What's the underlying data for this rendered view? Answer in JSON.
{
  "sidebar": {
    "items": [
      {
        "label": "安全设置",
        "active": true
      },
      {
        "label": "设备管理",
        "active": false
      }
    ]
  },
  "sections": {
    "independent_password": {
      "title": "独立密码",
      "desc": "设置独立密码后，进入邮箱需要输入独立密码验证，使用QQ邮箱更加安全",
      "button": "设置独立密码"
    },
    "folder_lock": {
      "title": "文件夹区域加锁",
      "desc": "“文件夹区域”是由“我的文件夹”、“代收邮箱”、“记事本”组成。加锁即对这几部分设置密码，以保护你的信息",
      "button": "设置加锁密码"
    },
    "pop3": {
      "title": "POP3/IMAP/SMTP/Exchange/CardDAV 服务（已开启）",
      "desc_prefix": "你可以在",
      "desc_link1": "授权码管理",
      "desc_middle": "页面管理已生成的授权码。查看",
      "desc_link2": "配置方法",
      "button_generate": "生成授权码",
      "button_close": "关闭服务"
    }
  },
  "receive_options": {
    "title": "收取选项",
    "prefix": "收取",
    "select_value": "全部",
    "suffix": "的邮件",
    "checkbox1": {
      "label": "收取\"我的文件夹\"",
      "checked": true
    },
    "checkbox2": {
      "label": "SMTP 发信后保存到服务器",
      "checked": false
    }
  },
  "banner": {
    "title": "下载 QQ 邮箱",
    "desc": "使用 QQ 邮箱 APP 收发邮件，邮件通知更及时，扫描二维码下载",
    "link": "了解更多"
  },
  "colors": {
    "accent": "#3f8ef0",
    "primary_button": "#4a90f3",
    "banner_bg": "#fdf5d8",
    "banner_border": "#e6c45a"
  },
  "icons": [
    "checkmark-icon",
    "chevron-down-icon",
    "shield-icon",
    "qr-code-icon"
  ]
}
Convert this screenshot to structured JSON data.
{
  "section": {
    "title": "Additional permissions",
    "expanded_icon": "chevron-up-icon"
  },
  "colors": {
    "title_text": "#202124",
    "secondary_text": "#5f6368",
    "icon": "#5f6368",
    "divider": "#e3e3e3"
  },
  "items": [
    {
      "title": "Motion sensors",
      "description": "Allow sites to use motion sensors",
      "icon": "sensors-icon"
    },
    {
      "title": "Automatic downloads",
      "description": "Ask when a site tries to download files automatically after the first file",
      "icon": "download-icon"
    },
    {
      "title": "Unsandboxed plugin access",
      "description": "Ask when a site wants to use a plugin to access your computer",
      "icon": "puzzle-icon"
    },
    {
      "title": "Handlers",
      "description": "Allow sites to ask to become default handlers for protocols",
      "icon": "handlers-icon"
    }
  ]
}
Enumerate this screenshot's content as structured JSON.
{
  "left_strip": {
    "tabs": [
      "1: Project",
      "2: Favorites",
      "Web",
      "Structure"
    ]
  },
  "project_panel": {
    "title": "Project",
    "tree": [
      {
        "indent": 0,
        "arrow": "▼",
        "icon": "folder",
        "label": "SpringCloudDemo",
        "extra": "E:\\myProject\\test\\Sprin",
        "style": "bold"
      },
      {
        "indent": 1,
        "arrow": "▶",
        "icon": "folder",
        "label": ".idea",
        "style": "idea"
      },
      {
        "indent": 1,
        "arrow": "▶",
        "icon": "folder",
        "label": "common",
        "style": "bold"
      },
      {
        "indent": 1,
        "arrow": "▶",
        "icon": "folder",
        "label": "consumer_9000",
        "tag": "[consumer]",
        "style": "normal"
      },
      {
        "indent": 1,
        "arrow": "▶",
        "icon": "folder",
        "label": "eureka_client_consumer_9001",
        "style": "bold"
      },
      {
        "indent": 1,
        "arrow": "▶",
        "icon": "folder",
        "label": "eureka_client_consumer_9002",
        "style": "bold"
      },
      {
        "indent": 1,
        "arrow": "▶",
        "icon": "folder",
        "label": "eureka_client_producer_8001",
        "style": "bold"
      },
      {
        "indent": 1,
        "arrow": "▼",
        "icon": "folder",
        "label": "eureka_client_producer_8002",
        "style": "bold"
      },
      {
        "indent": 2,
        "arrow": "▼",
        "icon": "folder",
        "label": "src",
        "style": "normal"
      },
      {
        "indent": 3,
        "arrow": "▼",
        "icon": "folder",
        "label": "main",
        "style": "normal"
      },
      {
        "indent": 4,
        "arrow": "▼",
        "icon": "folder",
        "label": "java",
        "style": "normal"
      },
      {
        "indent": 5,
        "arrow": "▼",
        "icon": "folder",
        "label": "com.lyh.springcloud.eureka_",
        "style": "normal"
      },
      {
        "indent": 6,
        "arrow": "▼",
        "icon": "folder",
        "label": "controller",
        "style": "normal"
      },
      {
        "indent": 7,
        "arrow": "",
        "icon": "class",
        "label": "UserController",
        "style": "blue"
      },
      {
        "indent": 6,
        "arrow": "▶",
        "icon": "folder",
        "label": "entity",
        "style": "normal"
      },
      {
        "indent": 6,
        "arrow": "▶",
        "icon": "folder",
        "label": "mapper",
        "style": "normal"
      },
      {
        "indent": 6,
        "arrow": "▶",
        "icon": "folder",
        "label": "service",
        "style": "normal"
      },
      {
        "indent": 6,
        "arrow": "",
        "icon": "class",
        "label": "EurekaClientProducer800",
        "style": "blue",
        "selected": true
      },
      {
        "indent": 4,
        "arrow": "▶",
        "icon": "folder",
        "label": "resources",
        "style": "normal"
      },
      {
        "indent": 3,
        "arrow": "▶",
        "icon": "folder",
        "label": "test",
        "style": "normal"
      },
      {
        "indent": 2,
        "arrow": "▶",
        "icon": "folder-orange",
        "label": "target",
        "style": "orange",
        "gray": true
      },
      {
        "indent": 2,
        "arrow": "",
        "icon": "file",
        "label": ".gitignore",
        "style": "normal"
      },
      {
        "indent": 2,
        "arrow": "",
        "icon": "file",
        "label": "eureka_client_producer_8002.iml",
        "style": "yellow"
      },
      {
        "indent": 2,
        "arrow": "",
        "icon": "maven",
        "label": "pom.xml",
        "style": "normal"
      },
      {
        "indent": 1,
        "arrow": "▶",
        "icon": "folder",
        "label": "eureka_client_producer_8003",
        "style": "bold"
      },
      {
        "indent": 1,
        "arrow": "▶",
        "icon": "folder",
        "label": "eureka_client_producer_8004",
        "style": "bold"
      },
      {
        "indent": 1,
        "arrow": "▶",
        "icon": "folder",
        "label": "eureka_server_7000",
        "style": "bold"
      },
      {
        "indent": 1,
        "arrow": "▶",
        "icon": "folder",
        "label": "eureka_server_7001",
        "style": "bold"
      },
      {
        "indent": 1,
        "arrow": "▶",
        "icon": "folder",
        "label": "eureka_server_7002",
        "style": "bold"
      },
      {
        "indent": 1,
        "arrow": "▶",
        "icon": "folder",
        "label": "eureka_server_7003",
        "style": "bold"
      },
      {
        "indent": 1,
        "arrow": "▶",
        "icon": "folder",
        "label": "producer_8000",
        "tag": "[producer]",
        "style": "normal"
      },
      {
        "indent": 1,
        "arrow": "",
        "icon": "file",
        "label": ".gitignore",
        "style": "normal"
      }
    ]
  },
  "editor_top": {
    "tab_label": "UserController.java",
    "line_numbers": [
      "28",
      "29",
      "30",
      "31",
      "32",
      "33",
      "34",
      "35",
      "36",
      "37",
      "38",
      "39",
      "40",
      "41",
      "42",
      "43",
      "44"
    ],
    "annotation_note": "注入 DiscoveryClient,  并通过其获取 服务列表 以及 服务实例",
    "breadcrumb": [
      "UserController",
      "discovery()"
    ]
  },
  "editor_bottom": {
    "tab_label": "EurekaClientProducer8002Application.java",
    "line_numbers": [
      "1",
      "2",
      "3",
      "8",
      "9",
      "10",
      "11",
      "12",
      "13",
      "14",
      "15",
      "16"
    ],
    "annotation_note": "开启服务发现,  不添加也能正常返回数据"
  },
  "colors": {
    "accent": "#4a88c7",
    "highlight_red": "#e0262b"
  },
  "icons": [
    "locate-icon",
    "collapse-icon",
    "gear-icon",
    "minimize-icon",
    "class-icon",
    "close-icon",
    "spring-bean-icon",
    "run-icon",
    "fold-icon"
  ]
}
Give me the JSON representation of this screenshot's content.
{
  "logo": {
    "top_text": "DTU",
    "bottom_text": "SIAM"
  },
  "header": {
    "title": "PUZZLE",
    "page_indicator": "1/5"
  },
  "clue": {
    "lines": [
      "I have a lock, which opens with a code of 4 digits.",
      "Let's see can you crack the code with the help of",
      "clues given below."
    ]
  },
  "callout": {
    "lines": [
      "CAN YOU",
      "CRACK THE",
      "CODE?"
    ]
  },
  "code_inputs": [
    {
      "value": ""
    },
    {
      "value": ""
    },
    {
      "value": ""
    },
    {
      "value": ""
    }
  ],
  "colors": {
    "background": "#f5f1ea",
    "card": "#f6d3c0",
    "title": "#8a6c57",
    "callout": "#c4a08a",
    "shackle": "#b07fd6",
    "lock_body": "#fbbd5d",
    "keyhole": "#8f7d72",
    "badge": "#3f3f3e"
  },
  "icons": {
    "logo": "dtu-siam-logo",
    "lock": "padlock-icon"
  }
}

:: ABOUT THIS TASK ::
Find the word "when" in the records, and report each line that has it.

:: SOLUTION FOR THIS PROBLEM ::
      "description": "Ask when a site tries to download files automatically after the first file",
      "description": "Ask when a site wants to use a plugin to access your computer",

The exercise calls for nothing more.